Description of the task - Which of the lines below holds the string "true"? Copy every line that does.

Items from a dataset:
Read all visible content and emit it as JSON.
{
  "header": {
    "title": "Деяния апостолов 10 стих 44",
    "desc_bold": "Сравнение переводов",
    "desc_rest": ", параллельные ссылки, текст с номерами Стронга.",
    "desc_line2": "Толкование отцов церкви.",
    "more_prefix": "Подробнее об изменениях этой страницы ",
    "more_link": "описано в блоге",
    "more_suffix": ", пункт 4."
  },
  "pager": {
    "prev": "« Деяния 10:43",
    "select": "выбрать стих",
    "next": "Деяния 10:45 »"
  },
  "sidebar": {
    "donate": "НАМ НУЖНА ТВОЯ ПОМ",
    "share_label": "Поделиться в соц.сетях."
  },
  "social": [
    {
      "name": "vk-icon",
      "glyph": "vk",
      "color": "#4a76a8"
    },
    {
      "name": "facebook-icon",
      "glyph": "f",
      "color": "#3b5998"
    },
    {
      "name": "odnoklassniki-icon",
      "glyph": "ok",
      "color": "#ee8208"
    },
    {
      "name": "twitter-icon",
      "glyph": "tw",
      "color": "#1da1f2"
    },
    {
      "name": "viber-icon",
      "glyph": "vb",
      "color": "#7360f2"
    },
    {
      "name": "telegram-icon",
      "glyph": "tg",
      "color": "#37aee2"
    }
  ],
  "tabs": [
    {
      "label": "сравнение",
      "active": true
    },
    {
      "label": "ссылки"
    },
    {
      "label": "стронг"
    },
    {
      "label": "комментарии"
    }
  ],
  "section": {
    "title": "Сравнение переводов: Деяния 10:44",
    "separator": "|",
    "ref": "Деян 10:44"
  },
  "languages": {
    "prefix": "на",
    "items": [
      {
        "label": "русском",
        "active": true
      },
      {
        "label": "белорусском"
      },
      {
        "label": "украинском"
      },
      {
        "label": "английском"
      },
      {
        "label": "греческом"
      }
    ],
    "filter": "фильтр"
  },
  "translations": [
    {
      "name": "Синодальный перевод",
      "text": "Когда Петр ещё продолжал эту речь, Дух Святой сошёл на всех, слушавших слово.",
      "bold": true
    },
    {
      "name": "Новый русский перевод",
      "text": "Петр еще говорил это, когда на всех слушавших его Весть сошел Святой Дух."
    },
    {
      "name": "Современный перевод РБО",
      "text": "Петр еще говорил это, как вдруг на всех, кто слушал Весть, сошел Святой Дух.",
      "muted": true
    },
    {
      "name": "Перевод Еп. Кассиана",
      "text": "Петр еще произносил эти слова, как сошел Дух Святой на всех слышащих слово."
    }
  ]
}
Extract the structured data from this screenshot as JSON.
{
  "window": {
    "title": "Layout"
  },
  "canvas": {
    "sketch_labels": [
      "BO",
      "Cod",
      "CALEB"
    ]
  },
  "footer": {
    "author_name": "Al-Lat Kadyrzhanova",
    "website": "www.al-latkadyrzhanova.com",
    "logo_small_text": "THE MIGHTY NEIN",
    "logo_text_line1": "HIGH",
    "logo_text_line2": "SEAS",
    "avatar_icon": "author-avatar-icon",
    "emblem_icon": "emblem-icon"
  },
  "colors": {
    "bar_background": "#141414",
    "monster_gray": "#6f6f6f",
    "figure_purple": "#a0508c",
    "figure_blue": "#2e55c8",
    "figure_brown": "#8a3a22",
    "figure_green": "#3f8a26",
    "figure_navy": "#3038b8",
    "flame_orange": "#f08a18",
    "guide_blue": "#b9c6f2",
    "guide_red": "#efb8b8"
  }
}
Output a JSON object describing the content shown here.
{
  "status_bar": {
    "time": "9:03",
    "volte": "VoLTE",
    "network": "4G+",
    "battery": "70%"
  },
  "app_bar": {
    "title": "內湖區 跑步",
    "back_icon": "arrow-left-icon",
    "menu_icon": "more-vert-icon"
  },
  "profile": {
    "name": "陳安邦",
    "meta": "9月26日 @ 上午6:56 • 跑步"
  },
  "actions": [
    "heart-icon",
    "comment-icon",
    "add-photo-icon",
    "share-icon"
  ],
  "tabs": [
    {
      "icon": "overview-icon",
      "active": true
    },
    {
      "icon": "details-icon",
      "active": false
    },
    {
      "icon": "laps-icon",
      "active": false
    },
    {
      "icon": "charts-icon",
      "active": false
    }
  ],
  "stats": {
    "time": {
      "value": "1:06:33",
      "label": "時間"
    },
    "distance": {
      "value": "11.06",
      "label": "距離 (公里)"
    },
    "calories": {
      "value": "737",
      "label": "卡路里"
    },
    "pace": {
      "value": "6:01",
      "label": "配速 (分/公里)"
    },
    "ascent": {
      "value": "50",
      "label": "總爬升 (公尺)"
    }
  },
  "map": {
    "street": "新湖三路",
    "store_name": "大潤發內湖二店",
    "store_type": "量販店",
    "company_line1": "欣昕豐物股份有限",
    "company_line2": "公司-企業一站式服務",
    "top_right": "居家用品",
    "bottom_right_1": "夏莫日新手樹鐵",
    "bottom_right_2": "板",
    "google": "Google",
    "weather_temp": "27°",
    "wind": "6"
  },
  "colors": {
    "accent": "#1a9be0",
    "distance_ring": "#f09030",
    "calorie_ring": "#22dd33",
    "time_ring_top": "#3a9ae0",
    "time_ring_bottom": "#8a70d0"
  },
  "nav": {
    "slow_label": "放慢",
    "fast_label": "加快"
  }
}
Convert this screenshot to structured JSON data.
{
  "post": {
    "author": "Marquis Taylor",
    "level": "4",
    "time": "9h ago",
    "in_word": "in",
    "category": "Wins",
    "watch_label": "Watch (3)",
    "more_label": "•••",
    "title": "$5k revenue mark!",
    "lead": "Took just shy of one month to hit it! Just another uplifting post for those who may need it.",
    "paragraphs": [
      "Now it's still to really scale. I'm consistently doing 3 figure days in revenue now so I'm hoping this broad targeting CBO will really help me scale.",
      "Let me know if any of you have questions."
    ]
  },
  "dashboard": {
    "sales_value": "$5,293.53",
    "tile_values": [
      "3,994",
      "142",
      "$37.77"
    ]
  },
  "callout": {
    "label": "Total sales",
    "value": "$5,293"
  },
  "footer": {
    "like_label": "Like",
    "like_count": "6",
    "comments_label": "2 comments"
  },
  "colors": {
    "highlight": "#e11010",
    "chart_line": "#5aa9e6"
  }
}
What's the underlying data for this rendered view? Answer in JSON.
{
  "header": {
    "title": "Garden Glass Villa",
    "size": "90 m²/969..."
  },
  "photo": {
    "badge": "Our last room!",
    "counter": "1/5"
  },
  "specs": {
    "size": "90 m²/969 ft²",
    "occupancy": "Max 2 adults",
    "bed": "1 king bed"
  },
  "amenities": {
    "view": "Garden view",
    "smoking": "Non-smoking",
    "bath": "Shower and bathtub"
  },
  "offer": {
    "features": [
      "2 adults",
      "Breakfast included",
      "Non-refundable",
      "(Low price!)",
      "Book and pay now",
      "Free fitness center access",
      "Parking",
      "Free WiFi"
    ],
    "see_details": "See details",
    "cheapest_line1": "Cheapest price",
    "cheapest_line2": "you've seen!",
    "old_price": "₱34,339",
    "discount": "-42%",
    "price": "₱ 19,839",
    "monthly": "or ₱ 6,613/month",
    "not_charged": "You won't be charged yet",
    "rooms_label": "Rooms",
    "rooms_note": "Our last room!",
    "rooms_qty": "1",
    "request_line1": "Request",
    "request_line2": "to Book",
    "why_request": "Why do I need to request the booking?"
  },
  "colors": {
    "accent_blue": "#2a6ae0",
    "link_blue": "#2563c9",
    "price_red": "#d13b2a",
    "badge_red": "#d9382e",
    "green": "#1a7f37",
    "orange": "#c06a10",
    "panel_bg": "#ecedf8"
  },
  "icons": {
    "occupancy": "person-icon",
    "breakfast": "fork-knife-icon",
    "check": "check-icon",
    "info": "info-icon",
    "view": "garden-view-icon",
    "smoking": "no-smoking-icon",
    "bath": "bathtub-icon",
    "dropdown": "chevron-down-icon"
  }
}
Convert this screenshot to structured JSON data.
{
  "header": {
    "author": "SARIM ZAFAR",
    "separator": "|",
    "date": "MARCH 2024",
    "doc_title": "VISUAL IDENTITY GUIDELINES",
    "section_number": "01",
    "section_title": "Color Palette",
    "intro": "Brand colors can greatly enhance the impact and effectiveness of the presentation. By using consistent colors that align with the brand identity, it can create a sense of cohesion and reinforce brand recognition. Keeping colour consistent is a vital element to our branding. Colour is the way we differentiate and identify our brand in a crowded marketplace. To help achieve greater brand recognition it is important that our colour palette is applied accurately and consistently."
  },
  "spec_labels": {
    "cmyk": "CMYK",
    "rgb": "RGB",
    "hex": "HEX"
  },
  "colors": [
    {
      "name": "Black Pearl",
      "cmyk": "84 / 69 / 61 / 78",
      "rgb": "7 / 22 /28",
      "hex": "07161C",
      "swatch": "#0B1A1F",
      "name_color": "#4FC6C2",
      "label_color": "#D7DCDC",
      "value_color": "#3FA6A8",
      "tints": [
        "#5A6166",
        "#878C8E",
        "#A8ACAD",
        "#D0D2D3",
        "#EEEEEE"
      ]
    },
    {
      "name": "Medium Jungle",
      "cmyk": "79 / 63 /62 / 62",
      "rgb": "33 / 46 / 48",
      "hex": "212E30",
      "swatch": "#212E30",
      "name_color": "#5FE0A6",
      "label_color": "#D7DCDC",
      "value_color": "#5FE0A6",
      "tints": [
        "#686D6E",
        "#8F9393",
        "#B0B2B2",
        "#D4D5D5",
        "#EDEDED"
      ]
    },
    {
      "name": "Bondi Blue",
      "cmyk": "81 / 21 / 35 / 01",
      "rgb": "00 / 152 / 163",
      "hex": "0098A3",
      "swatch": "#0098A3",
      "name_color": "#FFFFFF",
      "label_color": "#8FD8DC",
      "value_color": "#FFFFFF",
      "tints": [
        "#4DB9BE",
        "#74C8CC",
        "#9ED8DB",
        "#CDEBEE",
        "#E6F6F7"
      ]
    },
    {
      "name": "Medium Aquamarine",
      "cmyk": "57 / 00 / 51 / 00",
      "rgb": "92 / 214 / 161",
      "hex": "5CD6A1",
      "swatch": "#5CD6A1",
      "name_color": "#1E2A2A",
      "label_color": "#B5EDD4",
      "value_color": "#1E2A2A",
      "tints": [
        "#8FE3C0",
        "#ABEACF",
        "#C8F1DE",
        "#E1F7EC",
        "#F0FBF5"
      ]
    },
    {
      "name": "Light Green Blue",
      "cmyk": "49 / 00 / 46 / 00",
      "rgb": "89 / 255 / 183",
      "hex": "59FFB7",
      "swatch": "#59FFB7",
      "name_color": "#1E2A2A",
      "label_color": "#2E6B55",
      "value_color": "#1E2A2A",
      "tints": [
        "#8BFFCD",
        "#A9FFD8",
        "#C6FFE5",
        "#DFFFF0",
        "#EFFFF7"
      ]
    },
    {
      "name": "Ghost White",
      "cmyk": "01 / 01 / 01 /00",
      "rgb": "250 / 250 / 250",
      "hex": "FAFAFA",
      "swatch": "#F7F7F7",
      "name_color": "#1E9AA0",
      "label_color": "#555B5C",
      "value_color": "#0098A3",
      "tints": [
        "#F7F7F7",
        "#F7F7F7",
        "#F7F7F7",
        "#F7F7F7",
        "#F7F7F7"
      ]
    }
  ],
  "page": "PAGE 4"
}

Answer space -
      "active": true
        "active": true
      "bold": true
      "muted": true
      "active": true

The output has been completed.